But the study does not set out what difference there might have been the between represented and unrepresented. If the represented in the control group got better outcomes than the group as a whole, then removing them from the group would result in the control group showing worse outcomes. And if, as I suggest, the represented group were not “go getters” but simply people who did get an offer after either doing nothing or making one more phone call, then an offer of representation from HLAB or another free service does make a difference.
Nor does the article study the final “outcome” of any of the cases measured. In the treatment group, HLAB’s victory in cases ensured that the claimant obtained unemployment benefits. If the claimant lost HLAB would continue to represent these claimants and might end with a favorable outcome. Moreover, even if claimants “win” a hearing, if there are other “issues” needing to be adjudicated, such as immigration status, whether or not the claimant is able and available for work, etc. further representation is often needed to secure benefits. In contrast, for the control group, we have no data on what happened after the initial win or loss at the hearing for the represented or unrepresented group. If the study purports ultimately to measure what difference representation makes, the final outcome for the claimant is important to know.
To measure truly the impact of an offer of free representation, I suggest the study needs to remove from the control group those who also had an offer of free representation or do some statistical taking into account of those in the control group who also had an offer of free representation. (This is different from removing everyone in the control group who got representation which the article with some reason rejects (text accompanying footnotes 137-138)). For those who got a private attorney (I suspect few, if any) the go-getter hypothesis is at least plausible.) Without removing the impact of those in the control group who had an offer for free representation, the conclusion of the article are not warranted.
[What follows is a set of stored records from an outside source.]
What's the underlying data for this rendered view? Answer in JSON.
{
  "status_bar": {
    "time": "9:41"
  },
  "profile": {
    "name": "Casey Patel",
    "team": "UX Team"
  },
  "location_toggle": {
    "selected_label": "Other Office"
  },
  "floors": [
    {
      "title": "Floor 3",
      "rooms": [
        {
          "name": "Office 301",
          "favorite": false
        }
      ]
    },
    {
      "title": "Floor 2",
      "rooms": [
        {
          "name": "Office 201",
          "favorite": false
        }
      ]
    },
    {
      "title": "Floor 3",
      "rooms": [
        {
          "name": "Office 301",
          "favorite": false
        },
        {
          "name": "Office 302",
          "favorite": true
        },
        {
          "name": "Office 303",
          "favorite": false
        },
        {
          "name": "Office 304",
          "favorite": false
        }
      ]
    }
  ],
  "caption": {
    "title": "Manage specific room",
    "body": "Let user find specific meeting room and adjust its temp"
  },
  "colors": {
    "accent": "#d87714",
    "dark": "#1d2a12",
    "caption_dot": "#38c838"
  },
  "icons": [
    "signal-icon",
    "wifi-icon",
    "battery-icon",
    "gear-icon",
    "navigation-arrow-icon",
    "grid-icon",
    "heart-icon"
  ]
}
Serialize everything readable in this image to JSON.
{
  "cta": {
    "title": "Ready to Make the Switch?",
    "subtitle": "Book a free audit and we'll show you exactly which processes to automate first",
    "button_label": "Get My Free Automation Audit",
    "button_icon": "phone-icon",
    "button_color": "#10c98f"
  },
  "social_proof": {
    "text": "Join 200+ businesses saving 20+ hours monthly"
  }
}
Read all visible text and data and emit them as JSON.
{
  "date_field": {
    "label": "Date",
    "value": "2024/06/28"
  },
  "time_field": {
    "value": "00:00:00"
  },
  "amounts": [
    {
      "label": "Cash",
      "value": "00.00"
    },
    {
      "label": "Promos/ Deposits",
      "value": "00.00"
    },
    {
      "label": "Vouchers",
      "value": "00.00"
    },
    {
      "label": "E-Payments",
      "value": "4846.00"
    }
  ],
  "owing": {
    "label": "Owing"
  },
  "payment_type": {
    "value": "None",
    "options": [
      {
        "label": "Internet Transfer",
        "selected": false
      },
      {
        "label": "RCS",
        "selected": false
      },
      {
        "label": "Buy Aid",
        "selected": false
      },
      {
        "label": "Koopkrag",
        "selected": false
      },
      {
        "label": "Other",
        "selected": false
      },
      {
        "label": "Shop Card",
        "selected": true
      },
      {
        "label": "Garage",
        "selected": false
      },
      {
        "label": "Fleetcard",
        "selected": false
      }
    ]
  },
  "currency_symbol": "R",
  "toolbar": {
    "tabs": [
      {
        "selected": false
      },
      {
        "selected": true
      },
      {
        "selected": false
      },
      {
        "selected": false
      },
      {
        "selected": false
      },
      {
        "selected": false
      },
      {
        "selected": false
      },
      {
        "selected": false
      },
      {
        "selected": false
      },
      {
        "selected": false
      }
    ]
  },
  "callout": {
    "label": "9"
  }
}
The possibility that the offer of representation made a difference is strengthened by the fact that the win rate in the control group was higher than the state average. When claimants in the control group appealed they won 65% of the time compared to the state average of 47%. When claimants in the control defended they won 83% of the time compared to the state average of 75% (text accompanying footnote 150) The article gives three hypotheses to explain this(text accompanying footnotes 150-155) but never suggests what to most lawyers would be the obvious conclusion, 49% of the were represented by counsel. I do not have the data, but it seems unlikely that in the state as whole close to 75% of the claimants in the system are represented (49% of the control group and virtually all of the studied group).
Why is this so important to me? I believe that the title and abstract, as well as the control group issue have the possibility of making the study and the article very misleading. If this were simply a case of a purely academic study then I would be more than happy to leave it to the academics and use my time to provide legal services. Further studies might clarify things and get us all in agreement. But further studies are way in the distance. Even our eviction defense study with Profess Greiner is months away from being finished. Meanwhile, despite all the careful caveats in the article, it is being cited by others for very broad propositions. In the Turner case now before the U.S. Supreme Court this article is cited for the proposition that lawyers are unlikely to make a significant difference in civil contempt hearings.
If the article is misleading, or leads to a misreading, it could do real harm to people who do need assistance of counsel for some basic human needs.